What inspired you to write this book?
James: The history of this book goes through several stages, starting long ago in the early 1970s, and a succession of shared student flats. I did most of the cooking. As members of the household moved away they asked for copies of the recipes that made up the majority of our meals. I wrote out about 50 or so, made a few photocopies of the set, and handed them round. Over the following 20 years, this collection became the basis of our everyday meals as a family. When our two children left home to go to university they asked for a collection of the "family recipes", so I dug out the old set, tidied it up a bit, added a few more regulars that had appeared over the intervening years, and made some more copies (for them and for some of their friends). The final part of the story consists of about five years of gentle but persistent nagging from the wife, son and daughter to "make it into a proper book". So finally I did.
What is your favourite recipe from this book and why?
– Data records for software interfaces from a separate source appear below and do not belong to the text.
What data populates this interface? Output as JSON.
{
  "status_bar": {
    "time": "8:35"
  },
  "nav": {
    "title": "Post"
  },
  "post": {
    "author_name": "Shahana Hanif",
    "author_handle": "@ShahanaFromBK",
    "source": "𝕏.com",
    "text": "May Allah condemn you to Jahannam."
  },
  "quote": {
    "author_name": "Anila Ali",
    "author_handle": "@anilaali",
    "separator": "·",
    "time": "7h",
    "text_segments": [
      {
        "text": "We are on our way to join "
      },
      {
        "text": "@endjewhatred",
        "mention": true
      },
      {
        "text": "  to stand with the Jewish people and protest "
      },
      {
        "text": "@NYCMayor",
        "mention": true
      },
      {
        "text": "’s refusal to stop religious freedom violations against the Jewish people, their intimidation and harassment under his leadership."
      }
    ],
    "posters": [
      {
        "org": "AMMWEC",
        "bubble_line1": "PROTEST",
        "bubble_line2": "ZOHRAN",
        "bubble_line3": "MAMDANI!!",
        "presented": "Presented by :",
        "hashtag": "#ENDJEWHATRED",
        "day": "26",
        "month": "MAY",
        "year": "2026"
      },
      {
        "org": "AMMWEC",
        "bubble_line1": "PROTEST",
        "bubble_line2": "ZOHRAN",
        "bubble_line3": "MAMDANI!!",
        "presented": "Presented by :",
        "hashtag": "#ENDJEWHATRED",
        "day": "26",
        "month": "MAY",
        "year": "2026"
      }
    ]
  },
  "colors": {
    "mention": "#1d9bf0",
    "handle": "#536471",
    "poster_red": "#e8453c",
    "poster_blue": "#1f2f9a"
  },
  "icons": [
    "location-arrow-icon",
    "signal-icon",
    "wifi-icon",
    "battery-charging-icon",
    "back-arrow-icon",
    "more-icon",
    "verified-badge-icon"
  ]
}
James: That’s a difficult one! The recipes in the book are there because they are all favourites. But I think the most significant recipe for me is Wholemeal Bread. I started making bread back in the Miners’ Strike of early 1972, when the closure of bakeries meant that supplies of bought bread became intermittent. Having discovered just how easy it was to do, how much better it tasted, and how much my fellow flatmates liked it, I never went back to the "bought stuff". Since then I have always made all the everyday breads for whatever household I was in. In 1986 things started getting even more serious, when we moved to a village with its own windmill. Now, not only do I know exactly how my bread is made, but I know in which field the wheat was grown and what strain of wheat I am using, and I can grind the flour to exactly the degree I need.
If you could have dinner with any chef, who would it be (and what would you eat)?
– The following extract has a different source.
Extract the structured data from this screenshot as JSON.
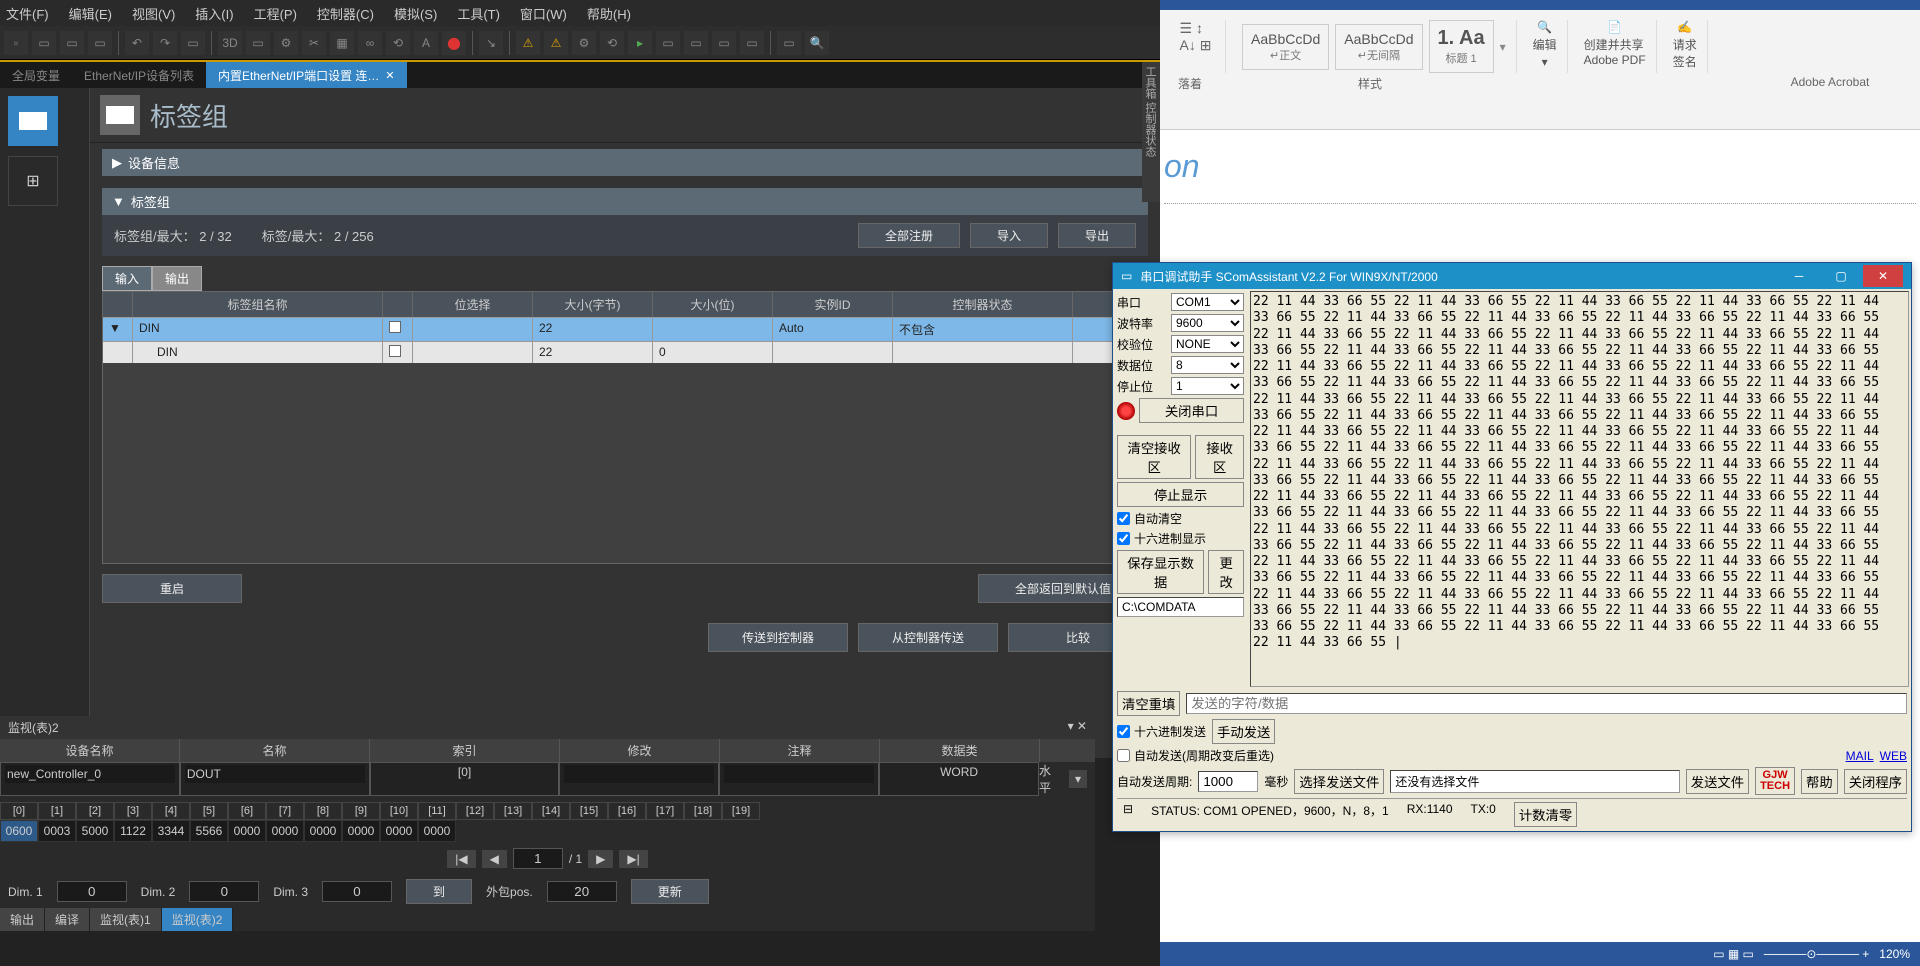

James: Madhur Jaffrey, whose TV series and books inspired me to a love of traditional Indian cooking. This is a theme that is only minimally represented in "Food Assembly Instructions", but is the second theme which figures large in our domestic meals, and especially when entertaining. What would I eat? Absolutely anything she cared to put in front of me!
What did you find most challenging about writing your recipes down?
James: By far the most challenging part was not the recipes themselves, but the style in which they are documented. I believe one of the biggest barriers to learning to cook is the writing style of many (most?) cookery publications. A recipe book for everyday use does not have to be a work of great literature, enjoyable for its prose. It has to be as simple to follow as a set of Ikea instructions. It must be possible to start from step number 1, and having completed that proceed to step number 2, and so on until the finished dish turns up at the table. This must be true even if multiple recipes are being prepared for serving together. I was determined to keep strictly to this rule. Too often, so-called "great" cookery writers require you to read the entire recipe from start to end, assimilate it, work out where and when to start, and how to interleave the various tasks to pull it all together. By far the worst phrase to encounter half way through a recipe - and sadly much too commonly seen - is "having previously...", as in "5. Add the sliced beef, having previously marinated it in red wine for 24 hours." So there you are, with your onions frying gently in the butter, the sauce ingredients mixed in a bowl, and the rice just coming to the boil. The guests are finishing off their pre-dinner cocktails, and you reach step 5. Before you is a whole piece of beef, still wrapped as it was in the supermarket. It is neither sliced (a few minutes’ work if only you had the time) nor marinated (a whole day, which you definitely do not have)...
What do you hope that your readers will learn from this book?
James: Very simply, I hope they will learn that they can cook after all, and that making varied meals, using fresh ingredients, is neither difficult nor time consuming.
Do you have any other works published or planned?
James: Published, yes, but in very specialist circles. I have a number of papers in journals like "Physics Review" and "Nature" on topics of elementary particle physics, and more recently I have had articles published in computing journals such as the "IBM Systems Journal". As far as future, more popular works go, I have no personal plans, but other people seem to have plans for me! I am trying to resist growing pressure to write another recipe book on the many breads I make (which number rather more than just the three selected for "Food Assembly Instructions"). Maybe one day I will give in.